Readers fed a diet of repetitive academic articles on the financial crisis will find The Rise and Fall of an Economic Empire nourishing in its breadth, finds Natacha Postel-Vinay. Colin Read presents an engaging and informative portrait of four economic empires, but the question of how in practice to remedy our diseases remains largely unanswered.
The Rise and Fall of an Economic Empire, With Lessons for Aspiring Economies. Colin Read. Palgrave Macmillan. 312 pages. September 2010.
As its subtitle makes clear, The Rise and Fall of an Economic Empire, With Lessons for Aspiring Economies does not aim just to give an exposé of how an economic empire crumbles. Its author also claims to give economies advice on how not to crumble by learning from the past. Last year Colin Read published The Global Financial Meltdown: How We Can Avoid the Next Economic Crisis; however this time he is not teaching us about short-run financial booms and busts. Rather, his goal is to help readers draw lessons from the causes of an empire’s decade-long rise to prosperity and subsequent demise. One of his main pieces of advice turns out to be that governments should fight consumerism and unbuckle the “straitjacket of debt,” which may ring a bell to some readers of this blog.
On the whole, the book seems pessimistic about an empire’s ability to avoid its downfall. Although only four economic empires (a term left undefined) are mentioned in the whole book (China, Britain, the US, and “China again”), Read judges each of their major economic experiences as “inevitable.” In Britain, economic development led to geographic expansion, which led to the alienation of the hinterland from the heartland. Free-market based empires (of which the US seems to be the only example) are prone to similar excesses, albeit not of the same nature. In their case, common diseases are rent-seeking, diminishing returns to capital, and an ageing population. More importantly he argues that technological progress has limits, since “there can only be so much economic creativity.”

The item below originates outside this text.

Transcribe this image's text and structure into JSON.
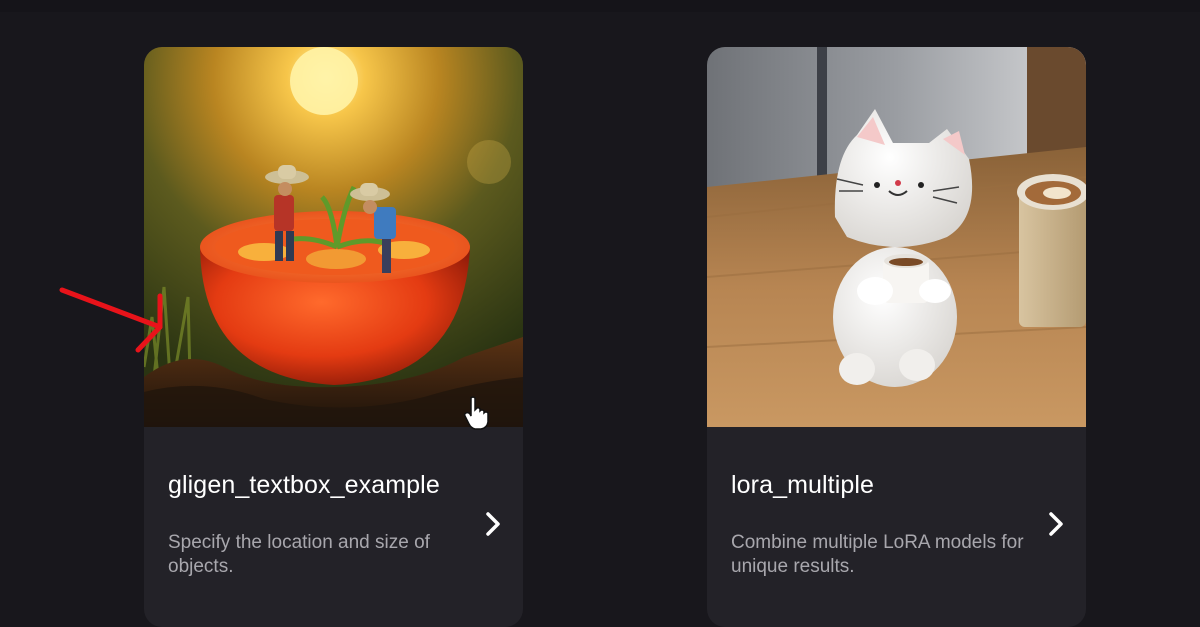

But the main reason why a liberal empire will lose its superiority is in fact, for Read, the rise of consumerism, which is inevitable in a wealthy nation. Indeed, conspicuous consumption is in every man’s nature. It is bad in itself since it doesn’t create wealth and is often fuelled by debt. Rent-seeking accentuates this problem as renewed calls for redistribution of wealth give rise to the welfare state with massive budget deficits. He writes, “a country that initially rallied around a growing economic pie increasingly began to focus on how the pie was sliced.” In other words, consumption replaced productive investment.
The consequences of this analysis (drawn from the US experience) are clear: the basis for the welfare state should be broadly put into question, and more effort should be put towards investment. This may sound like a very good lesson for debt-ridden countries. However the highly deterministic approach of the book often leads the reader to the conclusion that whatever a nation does it will never be enough. Why should an economy increase investment when technological progress is limited? How does one fight man’s nature to consume? And does the welfare state need to be completely abandoned in order to fight deficits and man’s propensity to ask for a bigger share of the pie? As extreme as these questions may sound, they are important for a book with such a general approach and the author fails to raise them.
The central criticism of this book is that at times it warns that one should not fall into the trap of focusing solely on GDP itself but should also take into account the issue of equity. By setting himself against the welfare state and consumerism, the author himself falls into the trap. Moreover, it often looks as if he is trying to provide a recipe for remaining ahead of other countries; for example, he warns that technological transfer and the internet will make it easier for other nations (such as China) to catch up with the US. The idea of worldwide convergence does not seem to particularly please him.
Readers fed a diet of academic articles will find this book nourishing in its breadth. It surely raises interesting questions about problems economies face in the very long run. Moreover, though it was written before the new coalition’s spending plan, many will find the conclusions timely. However, the question of how in practice to remedy our diseases, aside from transcending our natures, remains largely unanswered. Overall, a broad-brushed but engaging portrait of four economic empires.
This review was first published on the LSE British Politics and Policy blog on 5th December 2010.
Natacha Postel-Vinay is a third-year PhD student in the Department of Economic History at the LSE. She has an undergraduate degree in economics and political science and an MSc in economic history from LSE. She specialises in financial history, and her PhD thesis concentrates on the causes of bank failures in the U.S Great Depression with an emphasis on their behaviour in the 1920s. She also has a particular interest for political and economic philosophy, economic development, and statistical tools for economic investigation. Read more reviews by Natacha.